A Portsmouth driving instructor who forced a cyclist off the road, causing him to break his arm, will lose his job due to the points added to his driving licence.

Stephen Holden, aged 54 and who previously served in the Royal Navy, was said to have gone into a ‘blind rage’ during the incident in May this year, reports Portsmouth News.

He was driving along Eastney Esplanade when he reportedly became angry with a cyclist riding on the road rather than a cycle lane.

Adrian Fleming, prosecuting, told Portsmouth Crown Court that Holden, who had passengers in his car, slowed down and shouted, “Use the cycle lane.”

The cyclist replied, “Highway Code,” whereupon holding slowed down and drew level with him, said Mr Fleming.

“He felt the vehicle swerve in his direction at 23mph causing him to fall off onto the road while the vehicle drove off.”

According to a pedestrian who witnessed the incident, “The driver moved closer and closer to the kerb giving the cyclist less room. The accident was entirely due to the driver.”

Mr Fleming added: “Someone in his profession would have special training which makes it even more worrying he behaved like this. He also had a number of young people in the car at the time.”

Recorder Jane Rowley said that she intended to give the driver nine penalty points but Rob Harding, defending, requested that be reduced to six points, saying, “Anything above this amount will mean he won’t be able to carry on with his job of 11 years.”

The recorder disagreed, replying, “For the life of me I don’t see how he will lose his job with nine points.”

The Probation Service confirmed that under Driver and Vehicle Standards Agency (DVSA) rules, nine points would indeed see Holden ineligible to be an approved driving instructor, but Ms Rowley decided to impose the penalty anyway.

She told him: “What you did that day brought shame on you and your family. You are a man who has served for Her Majesty’s services for many years.
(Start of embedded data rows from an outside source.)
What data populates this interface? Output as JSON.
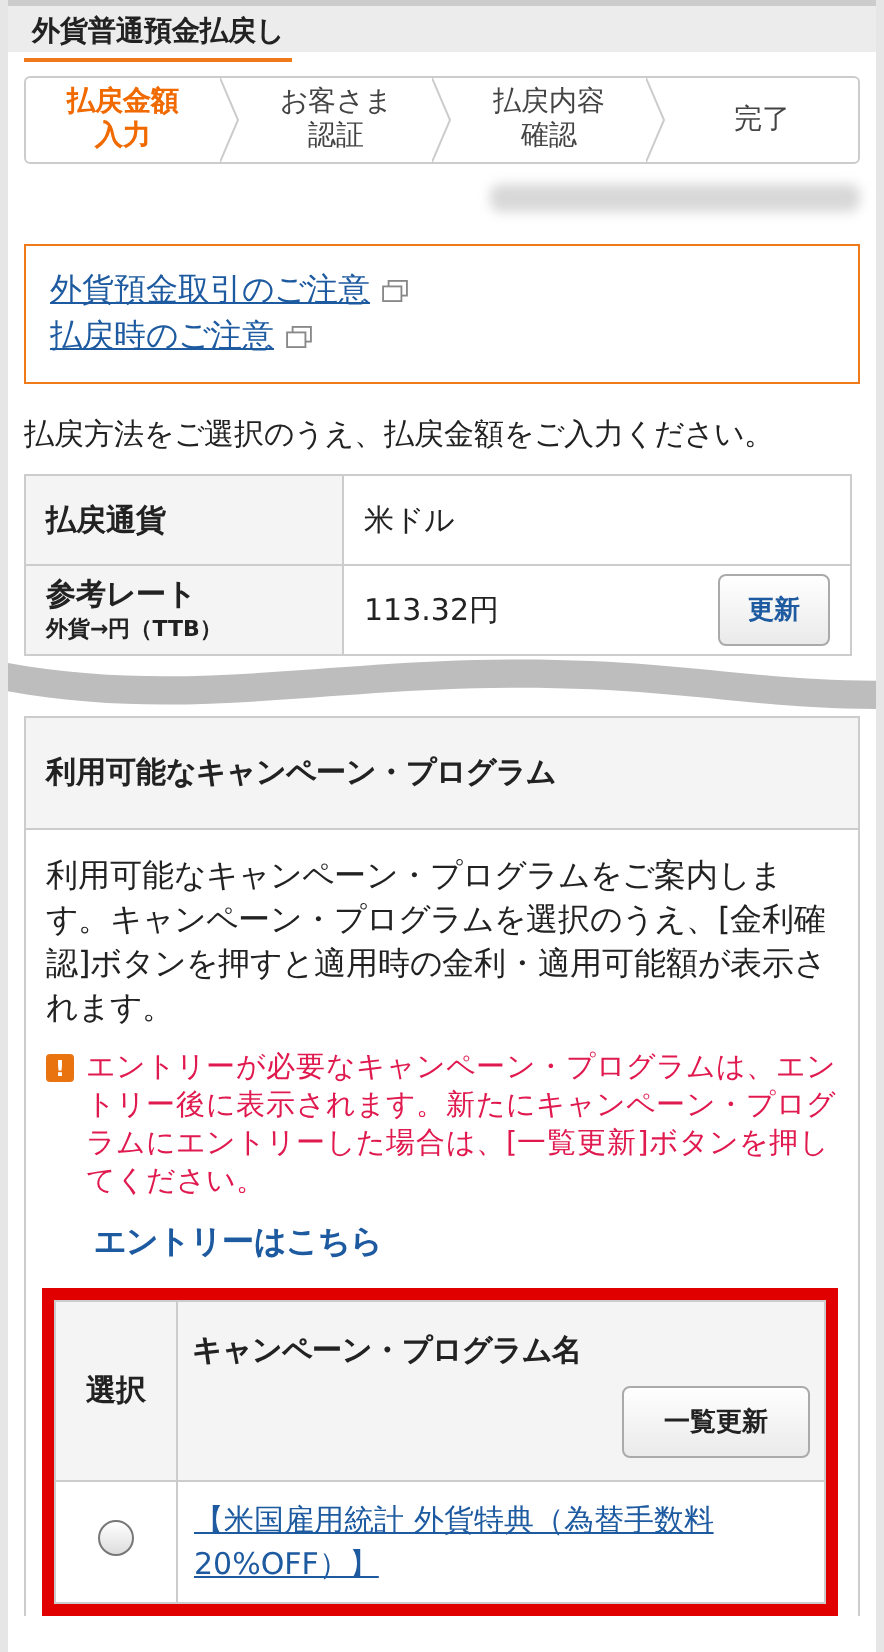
{
  "header": {
    "title": "外貨普通預金払戻し"
  },
  "steps": [
    {
      "lines": [
        "払戻金額",
        "入力"
      ],
      "selected": true
    },
    {
      "lines": [
        "お客さま",
        "認証"
      ],
      "selected": false
    },
    {
      "lines": [
        "払戻内容",
        "確認"
      ],
      "selected": false
    },
    {
      "lines": [
        "完了"
      ],
      "selected": false
    }
  ],
  "notices": [
    {
      "label": "外貨預金取引のご注意"
    },
    {
      "label": "払戻時のご注意"
    }
  ],
  "instruction": "払戻方法をご選択のうえ、払戻金額をご入力ください。",
  "summary": {
    "currency_label": "払戻通貨",
    "currency_value": "米ドル",
    "rate_label": "参考レート",
    "rate_sublabel": "外貨→円（TTB）",
    "rate_value": "113.32円",
    "refresh_button": "更新"
  },
  "campaign": {
    "heading": "利用可能なキャンペーン・プログラム",
    "description": "利用可能なキャンペーン・プログラムをご案内します。キャンペーン・プログラムを選択のうえ、[金利確認]ボタンを押すと適用時の金利・適用可能額が表示されます。",
    "warning": "エントリーが必要なキャンペーン・プログラムは、エントリー後に表示されます。新たにキャンペーン・プログラムにエントリーした場合は、[一覧更新]ボタンを押してください。",
    "warning_icon": "!",
    "entry_link": "エントリーはこちら",
    "table": {
      "columns": [
        "選択",
        "キャンペーン・プログラム名"
      ],
      "refresh_button": "一覧更新",
      "rows": [
        {
          "name": "【米国雇用統計 外貨特典（為替手数料20%OFF）】",
          "selected": false
        }
      ]
    }
  }
}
“You made off knowing you had had an accident with the cyclist as you tried to escape in a knee-jerk flight reaction knowing the consequences. I have to impose a fair and just sentence.”

Holden, who admitted careless driving and failure to stop, was ordered to carry out 100 hours of unpaid work and pay £800 in compensation as well as a £85 victim surcharge.
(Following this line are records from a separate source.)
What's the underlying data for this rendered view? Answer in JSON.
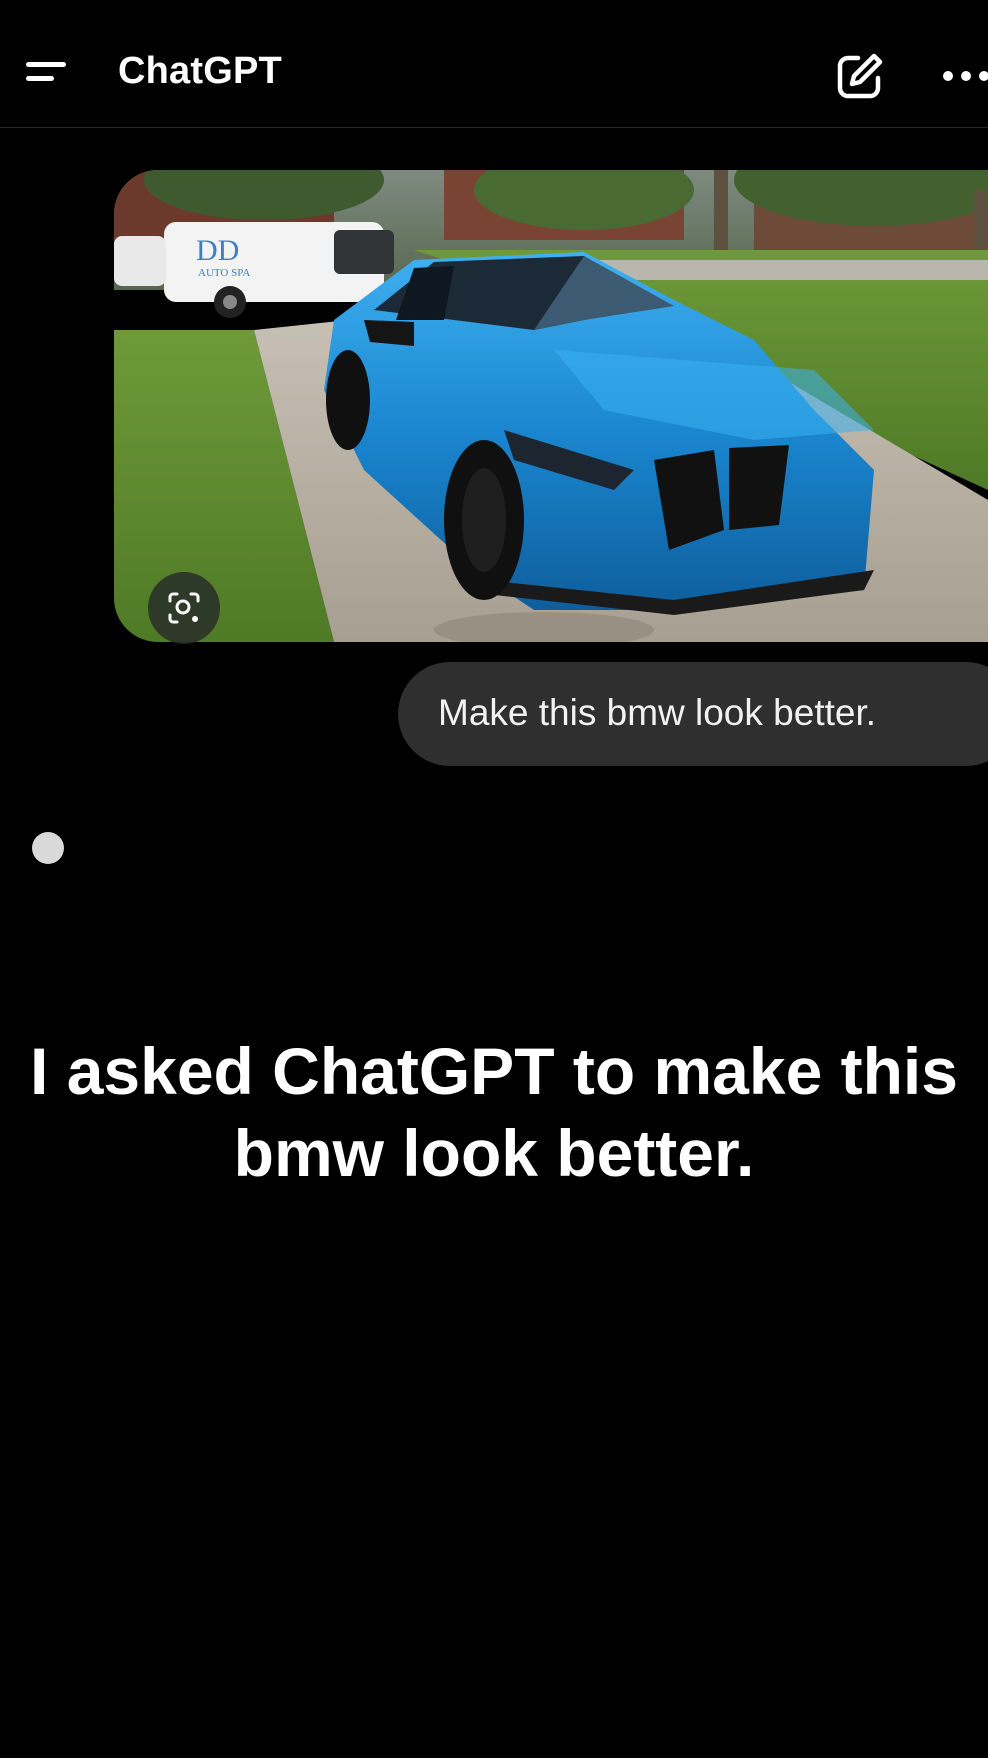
{
  "header": {
    "title": "ChatGPT",
    "menu_icon": "menu-icon",
    "new_chat_icon": "edit-icon",
    "more_icon": "ellipsis-icon"
  },
  "conversation": {
    "attachment": {
      "alt": "Blue BMW M3 parked in a driveway",
      "van_logo": "DD",
      "van_text": "AUTO SPA",
      "lens_icon": "visual-search-icon"
    },
    "user_message": "Make this bmw look better.",
    "assistant_state": "typing-indicator"
  },
  "caption": {
    "text": "I asked ChatGPT to make this bmw look better."
  },
  "colors": {
    "background": "#000000",
    "bubble": "#2f2f2f",
    "text": "#ffffff",
    "car_blue": "#1f8fd6"
  }
}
The nine points will remain on his driving licence for three years.

Born in Scotland, Simon moved to London aged seven and now lives in the Oxfordshire Cotswolds with his miniature schnauzer, Elodie. He fell in love with cycling one Saturday morning in 1994 while living in Italy when Milan-San Remo went past his front door. A daily cycle commuter in London back before riding to work started to boom, he's been news editor at road.cc since 2009. Handily for work, he speaks French and Italian. He doesn't get to ride his Colnago as often as he'd like, and freely admits he's much more adept at cooking than fettling with bikes.